Competitor Marathon Oil (NYSE:MRO) just announced it would cut capital spending in 2009 by 25%. The cuts would come mostly from a delay in developing some projects in the Canadian Oil Sands.
Like its fellow integrated oil peers, Exxon had difficulty growing its production in the fourth quarter of 2008. Its reported production was down 3% year over year, but after excluding OPEC quota cuts and lower entitlement volumes, production declined 1%. The full year was worse, with reported production down 6%, and 3% after the exclusions noted above.
Tony Hayward, the CEO of BP Inc. (NYSE:BP), recently suggested that one way out of the problem that the large integrated oil companies have with growing production and reserves is to merge with national oil companies (NOC). This would allow the companies to integrate their technological edges with large undeveloped reserves that the NOCs control.
Other integrated companies have had problems with their production growths. For example, Chevron (NYSE:CVX) reported during its recent conference call that it would have difficulty meeting its goal of a 3% compound annual growth rate in production from 2005-2010.
Exxon Mobil reported great earnings for the fourth quarter of 2008, but gave precious few clues as to whether it will adjust its mammoth capital spending plan of $125 billion over five years. It also was plagued with the problem of growing its production, so though this behemoth is still making money, it might be wise to investigate further before jumping on this stock.

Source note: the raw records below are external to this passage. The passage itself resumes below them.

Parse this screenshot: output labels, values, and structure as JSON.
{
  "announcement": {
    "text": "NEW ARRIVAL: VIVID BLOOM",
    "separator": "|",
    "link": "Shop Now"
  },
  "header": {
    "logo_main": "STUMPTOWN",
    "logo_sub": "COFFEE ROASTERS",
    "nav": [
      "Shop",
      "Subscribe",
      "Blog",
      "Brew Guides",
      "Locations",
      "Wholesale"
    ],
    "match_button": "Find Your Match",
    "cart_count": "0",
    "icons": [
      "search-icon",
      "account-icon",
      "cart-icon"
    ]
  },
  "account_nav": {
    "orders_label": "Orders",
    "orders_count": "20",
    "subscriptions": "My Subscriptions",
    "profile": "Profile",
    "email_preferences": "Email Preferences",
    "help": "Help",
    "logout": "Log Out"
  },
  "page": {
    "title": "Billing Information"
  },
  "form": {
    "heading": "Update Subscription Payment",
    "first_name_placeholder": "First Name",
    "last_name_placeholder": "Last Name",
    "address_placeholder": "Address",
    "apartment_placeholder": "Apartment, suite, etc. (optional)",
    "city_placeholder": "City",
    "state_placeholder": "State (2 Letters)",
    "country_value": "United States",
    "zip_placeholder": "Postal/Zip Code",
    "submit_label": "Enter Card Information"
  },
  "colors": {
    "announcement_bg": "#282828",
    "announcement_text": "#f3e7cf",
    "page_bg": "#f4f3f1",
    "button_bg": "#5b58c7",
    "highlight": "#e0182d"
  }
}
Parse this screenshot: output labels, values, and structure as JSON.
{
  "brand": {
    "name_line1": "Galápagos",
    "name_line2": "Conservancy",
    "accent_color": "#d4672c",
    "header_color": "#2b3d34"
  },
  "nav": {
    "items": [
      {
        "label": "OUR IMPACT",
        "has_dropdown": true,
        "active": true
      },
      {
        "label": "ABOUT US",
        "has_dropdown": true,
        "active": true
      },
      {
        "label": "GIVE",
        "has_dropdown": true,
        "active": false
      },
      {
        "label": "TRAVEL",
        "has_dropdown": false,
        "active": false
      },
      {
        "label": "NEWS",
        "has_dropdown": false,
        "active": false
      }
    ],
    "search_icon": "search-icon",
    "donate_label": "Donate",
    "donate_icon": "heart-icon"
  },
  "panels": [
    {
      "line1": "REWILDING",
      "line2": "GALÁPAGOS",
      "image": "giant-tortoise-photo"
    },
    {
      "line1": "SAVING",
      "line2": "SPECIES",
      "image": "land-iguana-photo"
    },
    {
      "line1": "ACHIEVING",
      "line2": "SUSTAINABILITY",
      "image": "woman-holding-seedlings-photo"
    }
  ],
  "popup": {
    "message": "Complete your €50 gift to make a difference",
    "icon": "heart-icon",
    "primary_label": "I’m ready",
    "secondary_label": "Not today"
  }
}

Stock AnalysisHere are five stocks that pay safe dividends and should be at least somewhat resilient to a bear market.
InvestingThe further you fall, the harder it is to climb back up. It’s a universal truth that is painfully apparent in the investing world.
Fundamental AnalysisOptions market trading data can provide important insights about the direction of stocks and the overall market. Here’s how to track it.
Stock AnalysisCan these two oil stocks buck the trend?
Investing NewsAlcoa plans to split into two companies. Is this a bullish catalyst for investors?
Stock AnalysisIf you want to buck the bear market trend by going long on consumer stocks, these three might be your best bets.
Investing NewsA rate hike would certainly alter the investment scene, but would it be for the better or worse?
Investing NewsWith market volatility high, you may think it is time to run for corporate bonds instead of stocks. Before you do take a deeper look into which is better.
Mutual Funds & ETFsInstead of selling your stocks to get gains, consider a short selling strategy, specifically one that uses short ETFs that help manage the risk.
Investing BasicsDiversifying with international stocks can benefit most portfolios, but beware of country risk.
When a company issues a cash dividend to its shareholders, the retained earnings listed on the balance sheet are reduced ... Read Full Answer >>
The difference between called-up share capital and paid-up share capital is investors have already paid in full for paid-up ... Read Full Answer >>
A convertible bond represents a hybrid security that has bond and equity features; this type of bond allows the conversion ... Read Full Answer >>
Both additional paid-in capital and retained earnings are entries under the shareholders' equity section of a company's balance ... Read Full Answer >>
The money a business uses to fund operations or growth is called capital, and there are a number of capital sources available. ... Read Full Answer >>
The difference between subscribed share capital and issued share capital is the former relates to the amount of stock for ... Read Full Answer >>